Because Stuart's out of school for the summer, we've not only been dreaming about progress we'd like to make on the farm… but we're actually getting to make some. The days have been full putting up hog panel, building a milk parlor (more on this to come!), pulling weeds, spreading pea gravel in the potager, planting flowers, revamping hay storage, shoveling poop, designing stairs to go down to the coop, and enjoying the new calf. We've been working as much as we can stand the heat – which, unfortunately, isn't nearly as long as I'd like.
Mid-day is often reserved for my work time, where Stu will hang out and play with the kids, do school with Georgia, read stories, etc., while I make phone calls, work on the new cookbook, work with essential oils, answer emails, write blog posts, take photographs, and on it goes. Having him home more has given me more play room for finishing the cookbook – can I get a holla for progress?
Thank you, self.
After morning chores, work, lunch, lunch clean up, and nap time, it's time for cold beer and dinner prep. Yes, we sit down to a meal for supper too. The whole fam-damly. Even though it's excruciating to run the oven in this heat, I still love summer suppers. The vegetables are out of this world and we get to eat as many as we want! Farmer perk, baby.
Here's a question for you: If you could only have one vegetable stocked in your refrigerator at all times, what would it be?
I have my answer. It dawned on me when I was cooking up those chicken tacos for dinner. My answer is cabbage. Cabbage hot, cabbage cold, cabbage with butter, cabbage with lime juice, cabbage with stuff wrapped inside, cabbage is the vegetable love my life.
See how important it is that I have alone time to reflect on such import questions?

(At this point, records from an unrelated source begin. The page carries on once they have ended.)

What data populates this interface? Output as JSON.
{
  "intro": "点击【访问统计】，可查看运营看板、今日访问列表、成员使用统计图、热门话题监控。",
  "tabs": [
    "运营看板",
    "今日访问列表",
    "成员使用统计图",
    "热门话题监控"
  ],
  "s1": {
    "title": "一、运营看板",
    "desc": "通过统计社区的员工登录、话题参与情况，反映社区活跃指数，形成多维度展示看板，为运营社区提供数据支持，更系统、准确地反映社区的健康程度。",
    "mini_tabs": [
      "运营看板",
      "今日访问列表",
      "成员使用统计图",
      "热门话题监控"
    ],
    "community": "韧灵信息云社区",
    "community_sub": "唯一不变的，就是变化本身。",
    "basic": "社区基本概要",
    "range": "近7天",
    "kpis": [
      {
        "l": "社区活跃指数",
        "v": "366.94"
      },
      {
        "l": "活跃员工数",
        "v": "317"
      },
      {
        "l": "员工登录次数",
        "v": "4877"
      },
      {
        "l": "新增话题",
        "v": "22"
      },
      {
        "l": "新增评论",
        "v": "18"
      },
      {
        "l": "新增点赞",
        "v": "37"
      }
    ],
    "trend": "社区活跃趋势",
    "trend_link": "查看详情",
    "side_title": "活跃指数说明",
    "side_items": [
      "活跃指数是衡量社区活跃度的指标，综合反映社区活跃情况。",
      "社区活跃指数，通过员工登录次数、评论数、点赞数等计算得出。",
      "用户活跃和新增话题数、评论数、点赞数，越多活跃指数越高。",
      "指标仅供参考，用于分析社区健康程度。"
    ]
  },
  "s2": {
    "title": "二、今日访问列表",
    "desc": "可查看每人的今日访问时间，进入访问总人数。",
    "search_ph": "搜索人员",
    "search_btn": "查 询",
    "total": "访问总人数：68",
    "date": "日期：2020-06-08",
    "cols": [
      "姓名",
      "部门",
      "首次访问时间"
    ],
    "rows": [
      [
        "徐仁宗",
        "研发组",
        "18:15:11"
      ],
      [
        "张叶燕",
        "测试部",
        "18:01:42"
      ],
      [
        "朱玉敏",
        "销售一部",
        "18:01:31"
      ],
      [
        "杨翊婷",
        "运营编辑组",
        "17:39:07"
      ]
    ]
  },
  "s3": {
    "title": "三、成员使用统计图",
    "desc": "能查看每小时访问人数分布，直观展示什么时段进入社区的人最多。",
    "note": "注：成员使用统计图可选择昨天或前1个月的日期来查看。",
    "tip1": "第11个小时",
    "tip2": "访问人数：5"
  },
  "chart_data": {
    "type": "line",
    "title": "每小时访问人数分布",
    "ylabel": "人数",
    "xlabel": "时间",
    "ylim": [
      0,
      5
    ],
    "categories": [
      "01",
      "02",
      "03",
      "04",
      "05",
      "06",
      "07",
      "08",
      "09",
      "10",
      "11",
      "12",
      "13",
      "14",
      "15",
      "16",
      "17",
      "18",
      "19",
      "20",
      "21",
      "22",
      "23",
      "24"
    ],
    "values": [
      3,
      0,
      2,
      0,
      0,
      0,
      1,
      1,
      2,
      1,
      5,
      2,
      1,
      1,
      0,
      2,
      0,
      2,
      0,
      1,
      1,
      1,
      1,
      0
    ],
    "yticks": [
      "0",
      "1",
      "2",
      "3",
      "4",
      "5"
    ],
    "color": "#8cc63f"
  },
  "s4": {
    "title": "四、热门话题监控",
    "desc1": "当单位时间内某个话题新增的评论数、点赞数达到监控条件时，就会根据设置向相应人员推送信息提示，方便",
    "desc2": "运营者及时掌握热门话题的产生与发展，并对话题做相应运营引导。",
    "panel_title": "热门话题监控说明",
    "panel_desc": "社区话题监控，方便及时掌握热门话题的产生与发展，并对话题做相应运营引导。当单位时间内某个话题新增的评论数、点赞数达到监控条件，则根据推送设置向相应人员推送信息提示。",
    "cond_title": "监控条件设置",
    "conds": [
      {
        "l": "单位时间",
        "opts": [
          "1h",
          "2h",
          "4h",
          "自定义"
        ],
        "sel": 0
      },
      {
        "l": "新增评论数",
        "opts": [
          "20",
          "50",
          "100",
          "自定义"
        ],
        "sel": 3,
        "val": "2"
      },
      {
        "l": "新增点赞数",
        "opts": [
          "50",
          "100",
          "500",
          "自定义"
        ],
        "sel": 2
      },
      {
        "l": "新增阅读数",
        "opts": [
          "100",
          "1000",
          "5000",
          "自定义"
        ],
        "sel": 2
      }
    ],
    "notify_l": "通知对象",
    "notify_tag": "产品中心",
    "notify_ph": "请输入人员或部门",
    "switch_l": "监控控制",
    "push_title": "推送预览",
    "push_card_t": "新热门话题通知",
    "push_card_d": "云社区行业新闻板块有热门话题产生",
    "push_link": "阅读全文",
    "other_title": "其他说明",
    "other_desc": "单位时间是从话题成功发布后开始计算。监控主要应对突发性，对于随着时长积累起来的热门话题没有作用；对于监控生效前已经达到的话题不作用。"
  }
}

After our summer supper, the kids usually play outside with the chickens and ducks while we get Baby Will bathed, fed, and put to bed, followed by (you guessed it!) more dishes. I like to completely clean my kitchen at night – the dishes, a clean table, a swept floor, a running dishwasher, the whole sha-bang. It makes me feel like a teeny-tiny fractal of my life is in order.
Post dinner “fluffing” (as I like to call it) involves a clean sweep of the house in which Disney music is played and all Elliott family members, sans the littlest, help me clean up the “sin” of the day – that is shoes, clothes, diapers, toys, and general disgusting bits that are spread around the house like a deadly virus. They're not much help yet… but we're getting there.
We've been milking Sally as late as possible since the weather has been so dang hot and it's been incredible. Since Lyle was born just last week, we're only a few days into real milk (the first few days are colostrum). Georgia drank a glass last night, right from the milk bucket – it was still warm and frothy. She gulped it down, licked her lips, and said “I've been waiting so long for this milk!”.
And then I died a thousand, happy farm deaths.
Y'all, these days are so full. And there are many days when tasks go unaccomplished, dishes pile high, laundry piles even higher, and I question my desired to ever do any of this.
Then there are those baskets of eggs, tomatoes, and okra. There are littles faces covered in tomato seeds and fresh mint in our iced water. There is muddy feet, dirt under our fingernails, and “baby Sally”. There are harvests, there are losses. There is life. There is adventure.
There are dreams.
More posts on Farm Life:
- Why We Homestead
- Tips on Starting a Homestead
- Great Benefits of Homesteading
- I Believe in This Farm Life